In this article, we’ll see how GC activity can cause major performance problems. This phenomenon is called Memory Pressure and we’ll see how to deal with it using memory profilers.
Memory leaks are very common, hard to notice, and eventually, lead to devastating consequences. The main tool to detect and fix memory leaks is a Memory Profiler. In fact, I believe the most common usage of memory profilers in .NET is exactly for the purpose of fixing memory leaks. In this article, you’ll see exactly how to use memory profilers to find the leaky objects, why they are still referenced, and how to solve the problem.

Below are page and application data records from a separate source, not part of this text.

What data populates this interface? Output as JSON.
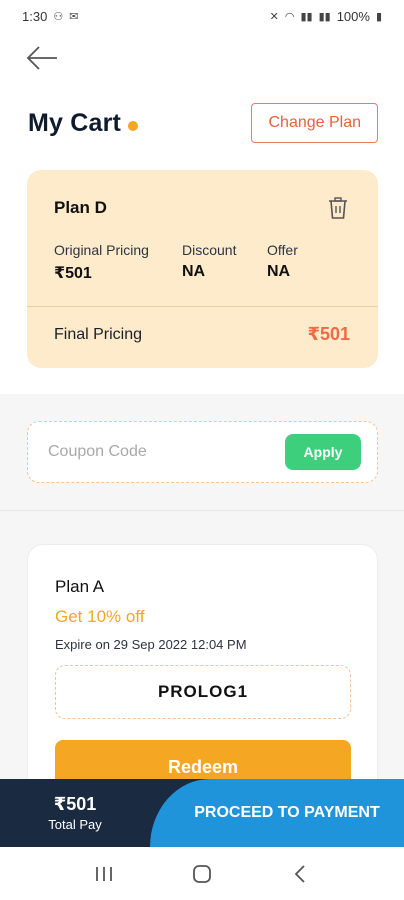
{
  "status_bar": {
    "time": "1:30",
    "battery": "100%"
  },
  "header": {
    "title": "My Cart",
    "change_plan_label": "Change Plan"
  },
  "plan_card": {
    "plan_name": "Plan D",
    "original_pricing_label": "Original Pricing",
    "original_pricing_value": "₹501",
    "discount_label": "Discount",
    "discount_value": "NA",
    "offer_label": "Offer",
    "offer_value": "NA",
    "final_pricing_label": "Final Pricing",
    "final_pricing_value": "₹501"
  },
  "coupon": {
    "placeholder": "Coupon Code",
    "apply_label": "Apply"
  },
  "offer_card": {
    "plan_name": "Plan A",
    "discount_text": "Get 10% off",
    "expiry_text": "Expire on 29 Sep 2022 12:04 PM",
    "code": "PROLOG1",
    "redeem_label": "Redeem"
  },
  "pay_bar": {
    "total_amount": "₹501",
    "total_label": "Total Pay",
    "proceed_label": "PROCEED TO PAYMENT"
  },
  "colors": {
    "accent_orange": "#f5a623",
    "accent_coral": "#ef6a45",
    "apply_green": "#3ecf7d",
    "proceed_blue": "#1f94db",
    "pay_bar_navy": "#1a2a40",
    "plan_card_bg": "#fdebcb"
  },
  "icons": {
    "back": "back-arrow-icon",
    "delete": "trash-icon",
    "nav_recents": "recents-icon",
    "nav_home": "home-icon",
    "nav_back": "nav-back-icon"
  }
}
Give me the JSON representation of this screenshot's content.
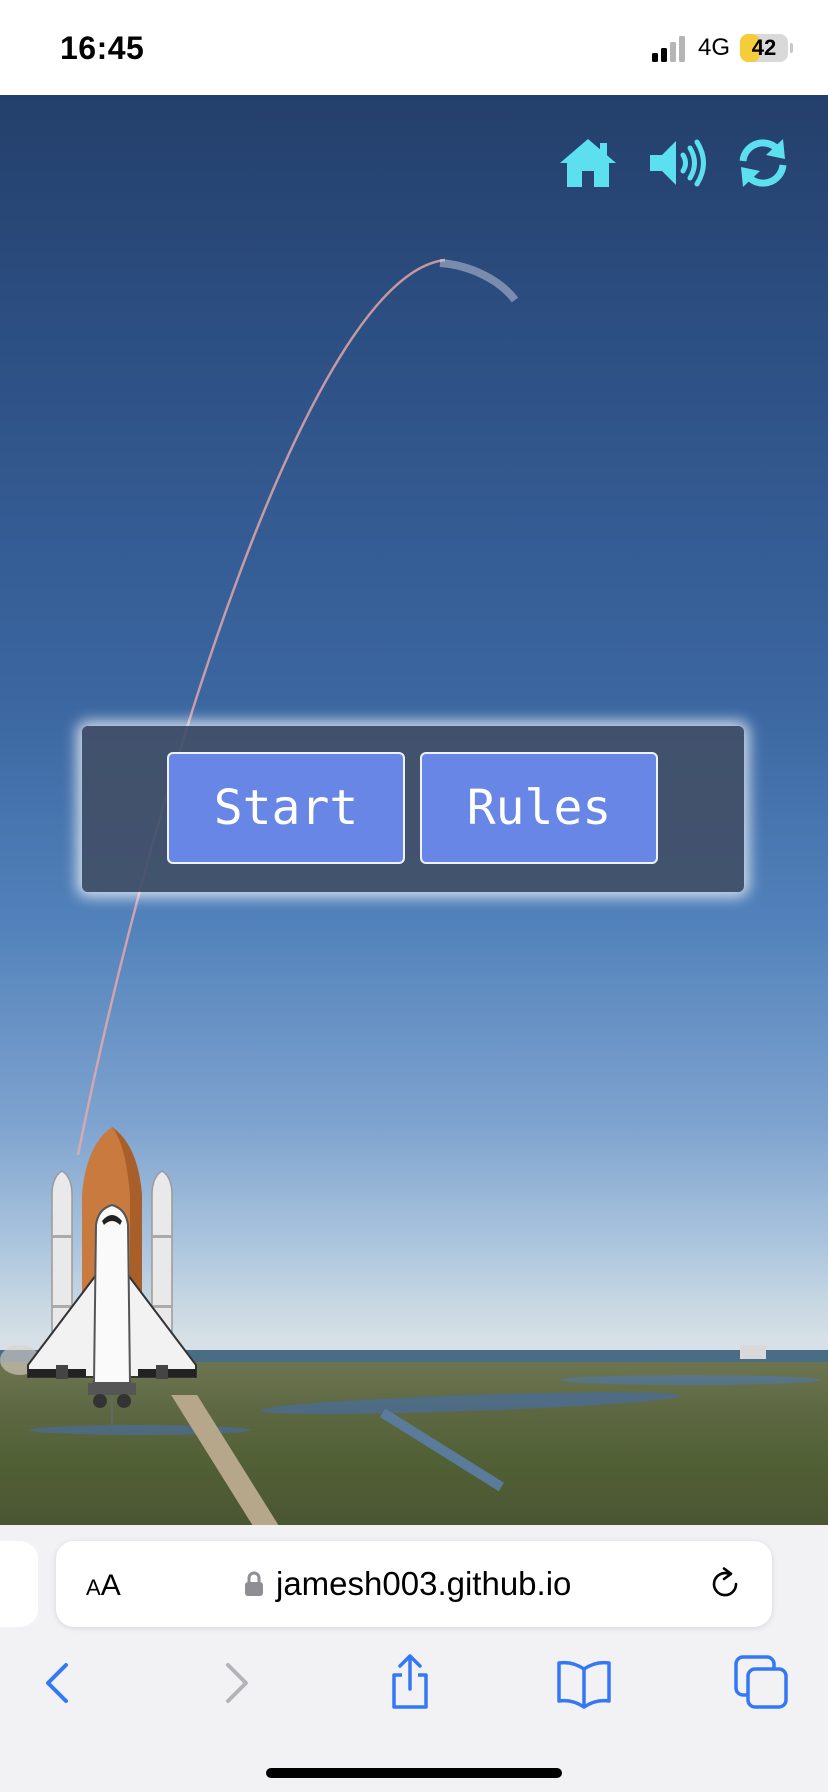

Memory leaks and GC Pressure cause pretty inconvenient effects like out-of-memory crashes, performance problems, and high memory consumption. Our primary tools when dealing with those issues are memory profilers. They are one of the most important category of tools in .NET troubleshooting, and in this article, you’ll see how to use them and extract the most information from them.
It’s not so rare to see weird things happen in 3rd party library code. Call some method and you’ve got a strange exception. Or an incorrect behavior or even a process crash. It sure would be nice to debug some of these issues. In this article we’re going to do just that – You’ll see how to debug 3rd party library code in Visual Studio.
Lock contention is a state where one thread is waiting for another while trying to acquire a lock. Whatever time spent waiting for the lock is “lost” time that is wasted doing nothing and causes performance problems. In this article, you’ll see how to detect lock contention problems, debug them, and find the core cause of the issue.